This poem is spoken by the grass, and it's all about the job that the grass does—and this job is growing. But the grass is a symbol of so much more. It represents new life after the death on the battlefield. This isn't necessarily a good thing, though, because the grass has the ability to erase the signs of death and destruction with its awesome green lusciousness. And for Sandburg, the erasure of history is most definitely a problem.
Lines 1-6: This grass has a one-track mind; after a battle, it wants to get to work and "cover all." And by "all," it means all of the signs of death and destruction from bloody battles—including dead bodies.
Lines 7-9: We see in these lines that the grass is successful in its work; train passengers travelling by battlefields have no idea that they're even seeing battlefields. Nice work, grass.

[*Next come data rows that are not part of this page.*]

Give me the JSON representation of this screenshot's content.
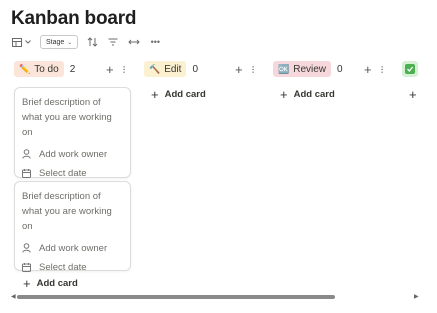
{
  "title": "Kanban board",
  "toolbar": {
    "stage_label": "Stage",
    "icons": [
      "board-view-icon",
      "chevron-down-icon",
      "sort-icon",
      "filter-icon",
      "expand-icon",
      "more-icon"
    ]
  },
  "columns": [
    {
      "label": "To do",
      "emoji": "✏️",
      "count": "2",
      "color": "#fbe4da"
    },
    {
      "label": "Edit",
      "emoji": "🔨",
      "count": "0",
      "color": "#fbf0cf"
    },
    {
      "label": "Review",
      "emoji": "🆗",
      "count": "0",
      "color": "#f6d8dc"
    }
  ],
  "cards": [
    {
      "description": "Brief description of what you are working on",
      "owner_label": "Add work owner",
      "date_label": "Select date"
    },
    {
      "description": "Brief description of what you are working on",
      "owner_label": "Add work owner",
      "date_label": "Select date"
    }
  ],
  "add_card_label": "Add card",
  "colors": {
    "done_chip": "#d6f0d6",
    "scroll_thumb": "#8a8a8a"
  }
}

Lines 10-11: The grass repeats its favorite line "let me work." And now that we understand the grass's work, it's up to us, the non-grassy humans, to remember war and battlefields in ways that the grass, and nature, can't.